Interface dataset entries
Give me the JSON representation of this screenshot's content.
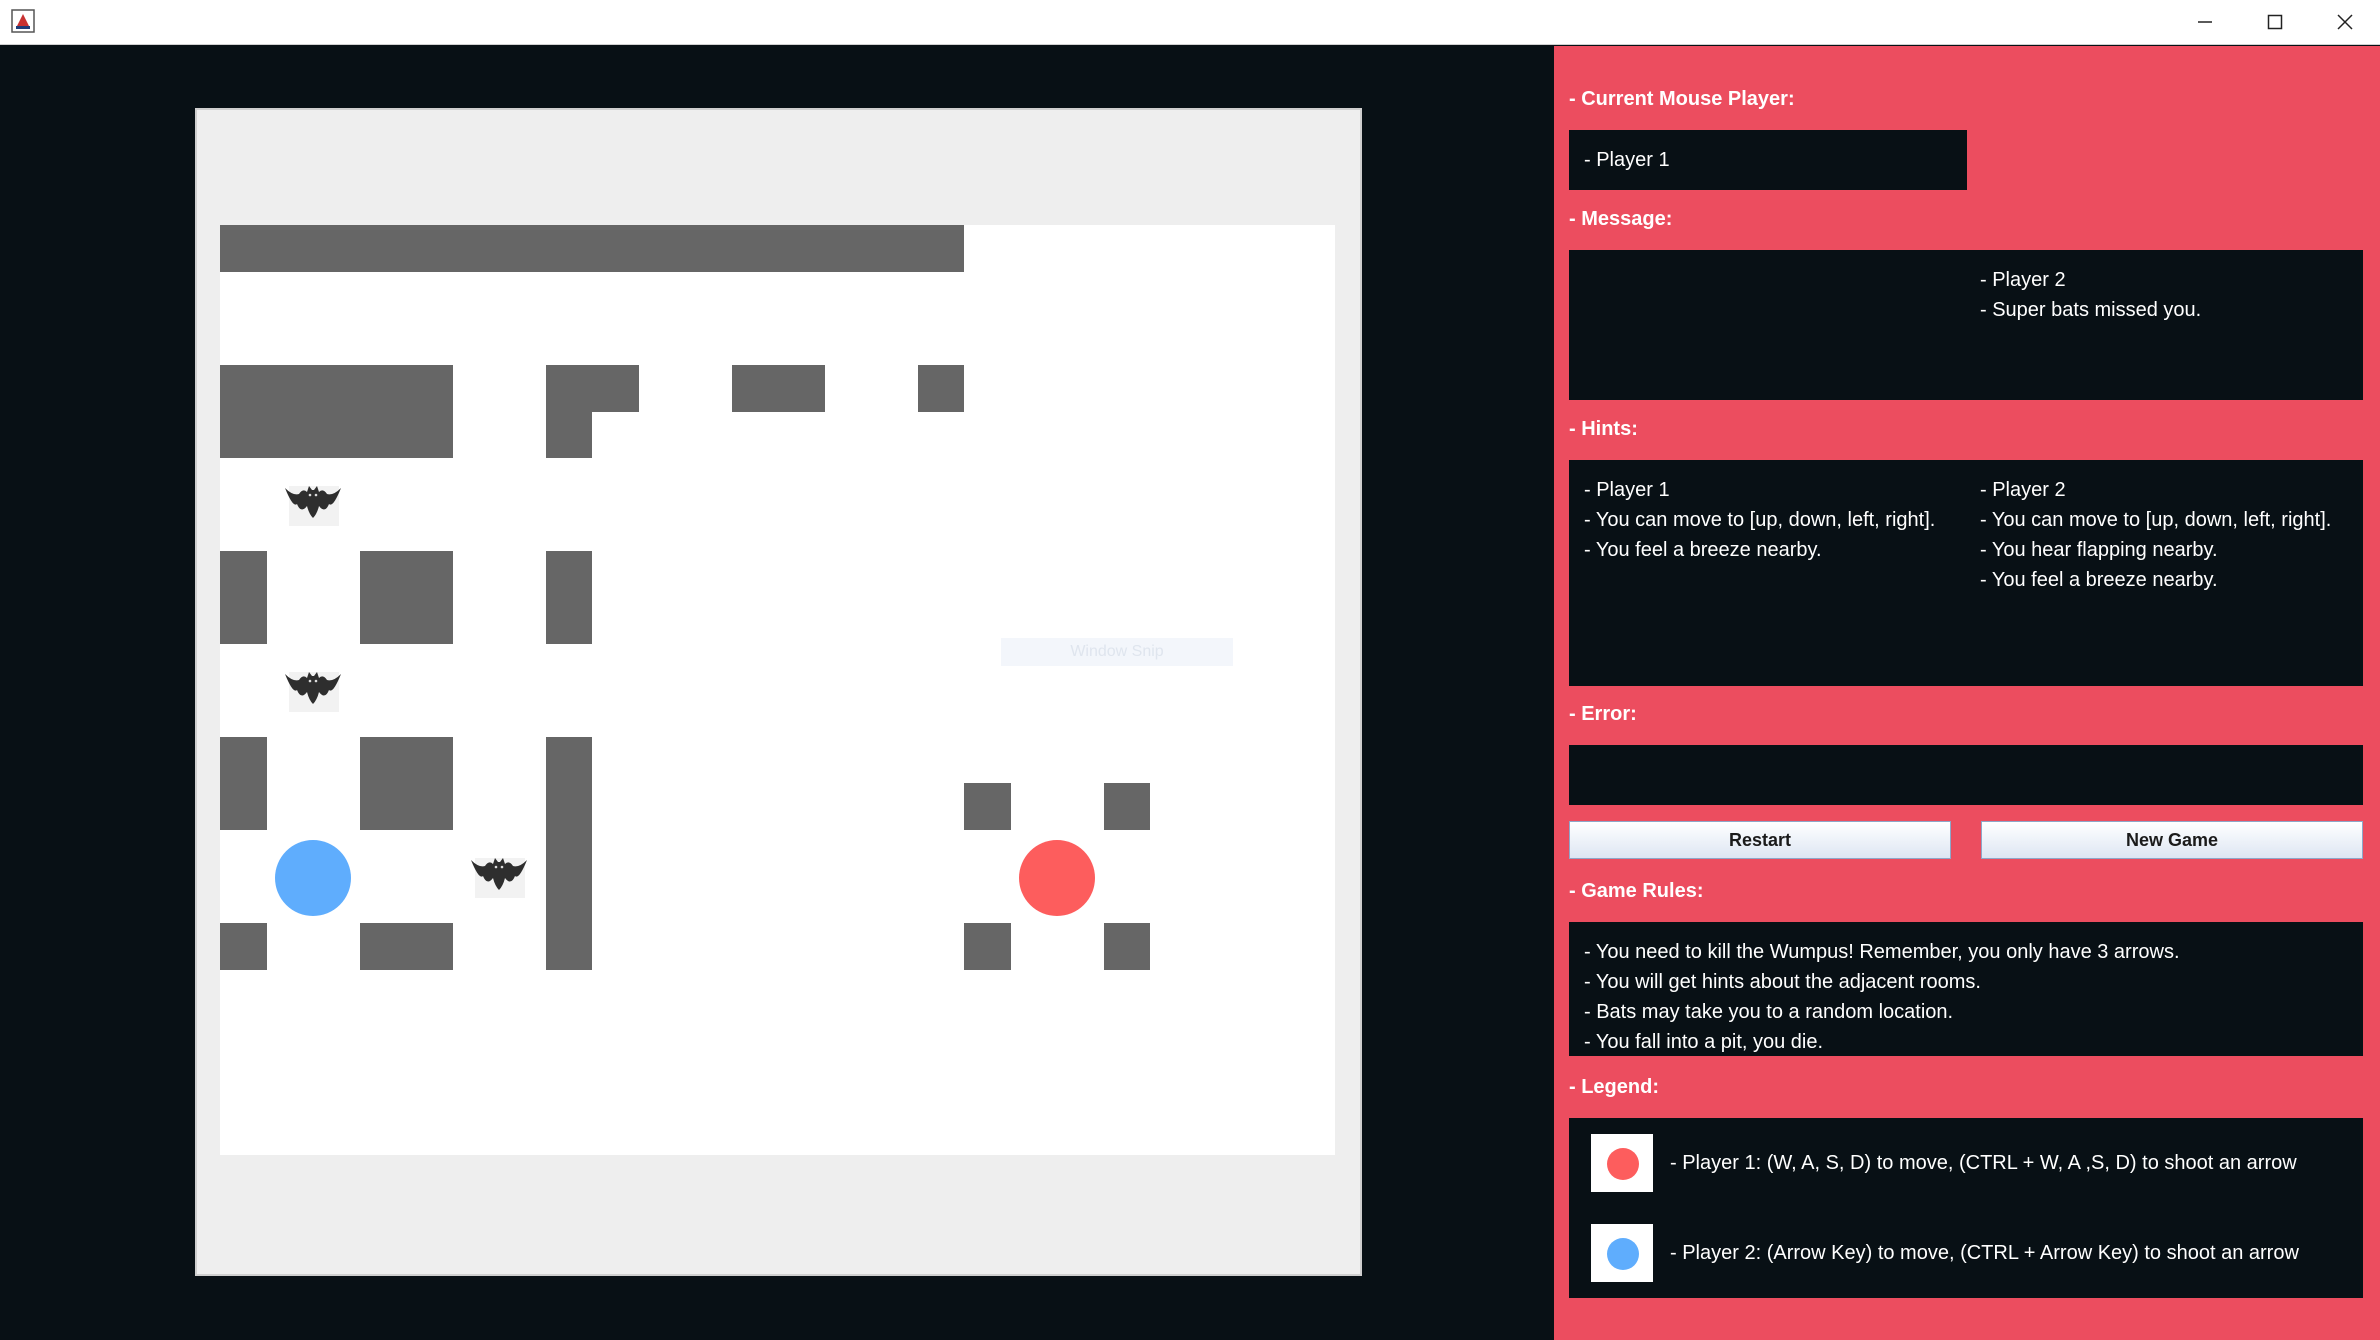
{
  "window": {
    "controls": {
      "minimize": "minimize-icon",
      "maximize": "maximize-icon",
      "close": "close-icon"
    }
  },
  "colors": {
    "panel_bg": "#ec4d5f",
    "dark_bg": "#081015",
    "wall": "#666666",
    "player1": "#fd5d5d",
    "player2": "#5fadfd"
  },
  "panel": {
    "current_player_label": "- Current Mouse Player:",
    "current_player_value": "- Player 1",
    "message_label": "- Message:",
    "message": {
      "player2": [
        "- Player 2",
        "- Super bats missed you."
      ]
    },
    "hints_label": "- Hints:",
    "hints": {
      "player1": [
        "- Player 1",
        "- You can move to [up, down, left, right].",
        "- You feel a breeze nearby."
      ],
      "player2": [
        "- Player 2",
        "- You can move to [up, down, left, right].",
        "- You hear flapping nearby.",
        "- You feel a breeze nearby."
      ]
    },
    "error_label": "- Error:",
    "error_value": "",
    "restart_button": "Restart",
    "new_game_button": "New Game",
    "rules_label": "- Game Rules:",
    "rules": [
      "- You need to kill the Wumpus! Remember, you only have 3 arrows.",
      "- You will get hints about the adjacent rooms.",
      "- Bats may take you to a random location.",
      "- You fall into a pit, you die."
    ],
    "legend_label": "- Legend:",
    "legend": [
      "- Player 1: (W, A, S, D) to move, (CTRL + W, A ,S, D) to shoot an arrow",
      "- Player 2: (Arrow Key) to move, (CTRL + Arrow Key) to shoot an arrow"
    ]
  },
  "watermark": "Window Snip"
}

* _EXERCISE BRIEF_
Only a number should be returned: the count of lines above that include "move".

* _SOLUTION_
4